There are some movies that, by all rights, should not exist. I don’t mean that they are bad movies. And I don’t even mean that the circumstances that would allow them to be produced are so rare as to be virtually non-existent. The kind of movies I’m talking about are movies that are just so damned strange, so far from where we, as a society, have decided movies are supposed to be, that to include them in the definition of ‘movie‘ is to stretch that definition, not to mention your mind, to near the breaking point. The Forbidden Zone is one such movie.
I’m a fan of Buckaroo Banzai. I’m a fan of modern updates of pulp-era heroes and tropes, like Doc Savage. I’m a fan of Ellen Barkin, Peter Weller, John Lithgow, Jeff Goldblum, Christopher Lloyd, Clancy Brown, and Vincent Schiavelli. I’m a fan of science fiction, rock’n’roll, and snappy dialogue. I’m a fan of this movie.
Watching Lisztomania was a voyage of discovery. Both Katalin and I discovered all sorts of interesting historical tidbits about Franz Liszt, Richard Wagner, George Sand, and other that we didn’t know before. I discovered that I have a deep affinity for the oeuvre of Ken Russell, and I and also discovered that Katalin does not. I would say that she discovered it as well, but I’m actually pretty sure she knew that beforehand.
This film is (barely) a biopic of noted 19th composer and performer, Franz Liszt. It charts his rise to fame, the mania he inspired in his audiences (the lisztomania that the movie is named after), and his troubled relationship with his many lovers and his children. It does all this as a musical fantasia, psychedelic and surreal, dirty and delightful.

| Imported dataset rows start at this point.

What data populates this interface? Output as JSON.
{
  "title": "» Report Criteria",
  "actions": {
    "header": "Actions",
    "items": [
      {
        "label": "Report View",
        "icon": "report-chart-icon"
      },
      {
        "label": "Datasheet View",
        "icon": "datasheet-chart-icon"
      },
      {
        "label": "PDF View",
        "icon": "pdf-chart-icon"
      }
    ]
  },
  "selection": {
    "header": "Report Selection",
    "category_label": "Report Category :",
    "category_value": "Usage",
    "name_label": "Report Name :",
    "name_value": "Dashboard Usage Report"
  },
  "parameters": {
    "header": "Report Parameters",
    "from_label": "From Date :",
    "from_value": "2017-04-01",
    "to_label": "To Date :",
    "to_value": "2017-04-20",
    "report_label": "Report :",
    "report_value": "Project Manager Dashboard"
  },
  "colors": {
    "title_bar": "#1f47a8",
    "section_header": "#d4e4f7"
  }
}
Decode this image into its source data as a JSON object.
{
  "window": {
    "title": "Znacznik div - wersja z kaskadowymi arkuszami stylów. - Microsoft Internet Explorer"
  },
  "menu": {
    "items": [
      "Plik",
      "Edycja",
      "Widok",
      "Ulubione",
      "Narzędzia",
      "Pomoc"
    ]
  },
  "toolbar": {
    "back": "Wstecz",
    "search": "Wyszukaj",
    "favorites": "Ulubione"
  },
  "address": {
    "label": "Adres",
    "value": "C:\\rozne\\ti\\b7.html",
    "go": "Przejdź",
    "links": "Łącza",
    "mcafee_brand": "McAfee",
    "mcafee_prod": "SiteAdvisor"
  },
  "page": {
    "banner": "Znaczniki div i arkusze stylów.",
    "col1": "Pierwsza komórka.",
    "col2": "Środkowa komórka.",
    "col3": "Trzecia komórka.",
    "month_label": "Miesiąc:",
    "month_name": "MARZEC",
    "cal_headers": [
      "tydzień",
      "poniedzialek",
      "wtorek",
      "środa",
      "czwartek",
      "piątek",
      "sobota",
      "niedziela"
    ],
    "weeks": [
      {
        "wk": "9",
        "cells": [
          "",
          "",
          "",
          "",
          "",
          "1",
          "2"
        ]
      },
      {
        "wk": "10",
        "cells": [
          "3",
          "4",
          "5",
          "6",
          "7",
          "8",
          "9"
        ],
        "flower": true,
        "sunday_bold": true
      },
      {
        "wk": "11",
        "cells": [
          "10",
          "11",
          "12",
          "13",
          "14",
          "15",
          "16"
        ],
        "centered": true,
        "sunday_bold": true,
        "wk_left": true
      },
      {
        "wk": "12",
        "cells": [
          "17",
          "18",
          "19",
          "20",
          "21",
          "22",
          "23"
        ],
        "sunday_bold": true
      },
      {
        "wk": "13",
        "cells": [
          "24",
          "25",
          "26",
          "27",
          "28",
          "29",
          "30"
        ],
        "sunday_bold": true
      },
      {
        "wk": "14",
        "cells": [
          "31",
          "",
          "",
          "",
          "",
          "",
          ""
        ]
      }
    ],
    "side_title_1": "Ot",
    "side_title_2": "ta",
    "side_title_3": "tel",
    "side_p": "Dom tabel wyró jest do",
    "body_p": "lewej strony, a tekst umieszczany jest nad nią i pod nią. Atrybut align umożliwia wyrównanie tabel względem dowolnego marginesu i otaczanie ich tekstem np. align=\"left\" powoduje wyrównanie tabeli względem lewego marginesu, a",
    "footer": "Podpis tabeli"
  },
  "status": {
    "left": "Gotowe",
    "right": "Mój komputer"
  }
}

John gives Lisztomania 3 out of 4 dick cancer guns. He enjoyed it thoroughly, although he thought it could do with a bit of editing to make the whole think tighter. Katalin gave this movie 1/2 dick out of 4 dick cancer guns, but at least everyone involved seemed really enthusiastic, which should count for something.
Aphaville. Ugh. I wanted to like this movie. I mean, I like weird, philosophical movies. I like low budget movies. Alphaville is a weird, low-budget movie, a takeoff on the Lemmy Caution character, evidently a staple of European action movies of a certain era, played by the actor known for playing him. It would be like getting Clint Eastwood to play ‘Dirty’ Harry Callahan in a cheapo scifi movie of the Roger Corman variety, as directed by David Lynch. I mean, who could not like that?
Me apparently. And Katalin. We both thought this movie stunk on ice. But, if you want some nice black & white footage of the streets of Paris, there I worse ways of seeing it, I suppose. This is the movie that proves that, in your quest to stay weird, it is perhaps possible to be a bit too French.
This week Katalin and John watched Rock & Rule, Canadian animation studio Nelvana‘s answer to Heavy Metal and all that loud music their Southern neighbors were playing. Featuring contributions from such rock luminaries as Blondie, Iggy Pop, and Lou Reed, Rock & Rule succeeds in scratching both a rock, scifi, and weird-ass cartoon itch.
Happy 2016, everybody. Katalin and John are back to give you a heaping helping of movie weirdness and goodness. Are first catch of the year is Holy Motors, written and directed by Leos Carax, starring Denis Lavant and Édith Scob. It was a trip. Disturbing provocative, beautiful, fulfilling and at the same time frustrating. Darned good movie. This is the first movie in a while that both Katalin and myself gave a full four DCGs (dick-cancer-guns.)
It is no secret that I am a holy man of the Church of the SubGenius. I have a fondness for their art. Let’s Visit the World of the Future was a SubGenius film before their was a CotSG, and a damned fine one, I would argue (and, upon listening to the podcast, I believe I have argued.)
And here, in its entirety, is the film:
After a few rather dreary movies, we thought we deserved a treat. So, Katalin and I watched a 70’s confection called the Phantom of the Paradise. It was bonkers.
Idiots and Angels is an animated feature written and directed by American animator Bill Plympton. It is a beautiful fill, with dreamlike, surreal imagery. The story is a bit thin, and the protagonist is damned hard to root for, but perhaps the beauty of the images will help you overlook those flaws. It didn’t quite help us. Here’s the trailer:
I wanted to like Aelita, Queen of Mars. This is one of the first science fiction movies, its the inspiration for such works as Flash Gordon and Metropolis, it has a cool aesthetic, and being Russian it has a perspective not normally seen in early sciifi films.
Unfortunately, I did not like this film. It was boring. Most of the characters, on both planets, were so unlikable I wished a supernova would happen to finish off the entire solar system. The ending shows why Communism is a Bad Thing, and is a betrayal of the spirit of science fiction. The sets were cool, though. Your mileage, and your tolerance for long, slow movies, not to mention Stalinistic propaganda, may vary.